It was announced by OSTP on 28 May 2010 in a press release titled "STAR METRICS: New Way to Measure the Impact of Federally Funded Research".[1]


A pilot was undertaken by the following seven institutions in a Federal Demonstration Partnership:[2]


The imperative for the launch of STAR METRICS was the passing of the post-global financial crisis American Recovery and Reinvestment Act of 2009 (ARRA), which included a stimulus package for research and development because it was widely believed that investments in science and research would stimulate economic growth. Part of the bill required recipients to report quarterly on job creation.[3][4][5][6] The ARRA reporting requirements are distinct from STAR METRICS. The latter was established to provide evidence that investment in research had a positive effect on the economy, because there is little thoroughly conclusive evidence that this is actually the case - even though it is a generally accepted assumption.[4]

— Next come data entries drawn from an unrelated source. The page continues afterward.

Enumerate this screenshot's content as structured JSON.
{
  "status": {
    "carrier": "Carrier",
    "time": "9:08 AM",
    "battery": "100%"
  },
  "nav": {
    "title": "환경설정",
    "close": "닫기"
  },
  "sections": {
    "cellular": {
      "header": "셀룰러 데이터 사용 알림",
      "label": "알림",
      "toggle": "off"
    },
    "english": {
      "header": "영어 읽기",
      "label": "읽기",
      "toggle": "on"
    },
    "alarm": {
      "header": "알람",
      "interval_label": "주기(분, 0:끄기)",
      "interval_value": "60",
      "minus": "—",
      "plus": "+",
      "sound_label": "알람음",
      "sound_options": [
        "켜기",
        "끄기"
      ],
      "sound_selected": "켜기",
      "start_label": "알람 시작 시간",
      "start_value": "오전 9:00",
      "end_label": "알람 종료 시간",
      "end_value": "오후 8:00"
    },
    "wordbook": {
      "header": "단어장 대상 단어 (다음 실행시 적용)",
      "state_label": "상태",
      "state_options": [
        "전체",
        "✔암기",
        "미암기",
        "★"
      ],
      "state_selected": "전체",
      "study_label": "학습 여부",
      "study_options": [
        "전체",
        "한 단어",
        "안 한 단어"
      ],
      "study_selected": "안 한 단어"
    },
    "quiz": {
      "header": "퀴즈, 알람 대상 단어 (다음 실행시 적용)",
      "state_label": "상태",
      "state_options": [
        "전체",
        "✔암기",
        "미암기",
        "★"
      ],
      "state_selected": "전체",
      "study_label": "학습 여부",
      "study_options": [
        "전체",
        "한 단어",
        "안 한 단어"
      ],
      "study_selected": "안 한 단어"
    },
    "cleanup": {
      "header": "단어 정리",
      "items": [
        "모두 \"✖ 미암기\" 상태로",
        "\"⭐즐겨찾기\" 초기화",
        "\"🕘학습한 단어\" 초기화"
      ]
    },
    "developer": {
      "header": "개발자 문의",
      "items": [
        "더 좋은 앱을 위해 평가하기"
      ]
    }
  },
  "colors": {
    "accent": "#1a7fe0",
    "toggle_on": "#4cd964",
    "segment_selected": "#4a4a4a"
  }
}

In 2010 STAR METRICS was given a five-year commitment from agencies, and NIH and NSF committed $1 million combined.[7][8] Other federal funders that have joined are the United States Department of Energy, Environmental Protection Agency, and Department of Agriculture. Research institutions voluntarily join the consortium.

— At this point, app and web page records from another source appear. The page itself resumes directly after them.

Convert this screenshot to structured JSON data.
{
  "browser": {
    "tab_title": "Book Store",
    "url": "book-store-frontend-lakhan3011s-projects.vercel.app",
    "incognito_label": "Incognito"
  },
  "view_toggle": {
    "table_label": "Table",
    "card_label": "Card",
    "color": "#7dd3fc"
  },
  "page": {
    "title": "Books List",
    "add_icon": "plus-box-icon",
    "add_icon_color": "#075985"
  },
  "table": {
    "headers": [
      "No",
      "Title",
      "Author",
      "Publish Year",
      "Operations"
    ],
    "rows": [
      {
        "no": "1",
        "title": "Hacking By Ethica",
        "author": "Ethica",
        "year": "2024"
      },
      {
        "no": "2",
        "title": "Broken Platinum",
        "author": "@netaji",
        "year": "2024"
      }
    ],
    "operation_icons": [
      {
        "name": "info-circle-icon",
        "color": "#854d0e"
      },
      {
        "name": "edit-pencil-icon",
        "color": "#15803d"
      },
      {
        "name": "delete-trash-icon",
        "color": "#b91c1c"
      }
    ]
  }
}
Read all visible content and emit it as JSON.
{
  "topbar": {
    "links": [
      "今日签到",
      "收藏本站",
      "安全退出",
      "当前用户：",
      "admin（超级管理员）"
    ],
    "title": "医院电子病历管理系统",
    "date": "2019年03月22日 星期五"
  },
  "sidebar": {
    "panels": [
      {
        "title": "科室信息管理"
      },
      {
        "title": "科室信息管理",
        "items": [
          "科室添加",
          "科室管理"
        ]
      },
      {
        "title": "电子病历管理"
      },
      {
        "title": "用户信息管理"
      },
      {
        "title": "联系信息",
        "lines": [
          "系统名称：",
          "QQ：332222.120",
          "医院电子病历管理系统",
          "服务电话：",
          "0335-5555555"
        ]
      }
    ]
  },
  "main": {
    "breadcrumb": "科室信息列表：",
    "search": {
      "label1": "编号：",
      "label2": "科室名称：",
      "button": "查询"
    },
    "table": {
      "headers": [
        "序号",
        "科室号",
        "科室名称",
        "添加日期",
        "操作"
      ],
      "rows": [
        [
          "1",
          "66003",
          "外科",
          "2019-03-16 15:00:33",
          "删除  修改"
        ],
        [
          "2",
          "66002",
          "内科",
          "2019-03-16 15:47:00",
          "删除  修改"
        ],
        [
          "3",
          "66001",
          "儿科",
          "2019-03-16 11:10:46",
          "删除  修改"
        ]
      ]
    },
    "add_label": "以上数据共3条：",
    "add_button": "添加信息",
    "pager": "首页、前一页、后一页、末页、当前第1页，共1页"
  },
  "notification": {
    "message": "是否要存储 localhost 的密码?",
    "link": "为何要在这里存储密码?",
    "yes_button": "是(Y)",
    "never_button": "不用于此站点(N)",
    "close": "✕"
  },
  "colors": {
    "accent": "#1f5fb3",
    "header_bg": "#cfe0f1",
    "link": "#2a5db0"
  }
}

The formal governance was put in place in January 2012, with NIH hosting the project.[8]

The goal of the program was set to develop measures for the impact of federal investments on science, society, the workforce and the economy. To this end, a database was set up of all federally funded researchers and cleaned to ensure no confusions of people with the same or similar names etc. were made. This database was then used to match with other accessible databases such as public records of patents, institutional financial records, payroll data, as well as more traditional scientific output indicators such as scientific citations.[4][9]


An attraction of STAR METRICS project was that it would scrape data from existing reports, databases, and the internet for the information it needed, much like the Lattes Platform in Brazil.[7][10]

STAR METRICS quickly started tracking job creation from ARRA and non-ARRA research grants at 70 universities, and subsequently moved on to tracking other outcomes of investment in research.[5]

See also[edit]


  1. ^ STAR METRICS: New Way to Measure the Impact of Federally Funded Research, White House Office of Science and Technology Policy
  2. ^ FDP, STAR METRICS page
  3. ^ Julia Lane (25 March 2010). "Let's make science metrics more scientific". Nature. 464 (7288): 488–489. doi:10.1038/464488a. PMID 20336116.
  4. ^ a b c Colin Macilwain (9 June 2010). "Science economics: What science is really worth". Nature. 465: 682–684. doi:10.1038/465682a.
  5. ^ a b Colin Macilwain (28 September 2011). "A multi-billion dollar injection: Stimulus—response". Nature. 477: 524–525. doi:10.1038/477524a.
  6. ^ Halevi, Gali (March 2012). "Scientific Evaluation and Metrics – an Interview with Julia Lane". Research Trends (27).
  7. ^ a b David Kramer (August 2010). "Initiative aims to quantify the paybacks from basic research". Physics Today. 63: 20. doi:10.1063/1.3480067.
  8. ^ a b [1]
  9. ^ Julia Lane, Stefano Bertuzzi (11 February 2011). "Measuring the Results of Science Investments". Science. 331: 678–680. doi:10.1126/science.1201865.
  10. ^ "EU looks to US model for measuring R&D impact". EurActiv. 16 April 2010.

External links[edit]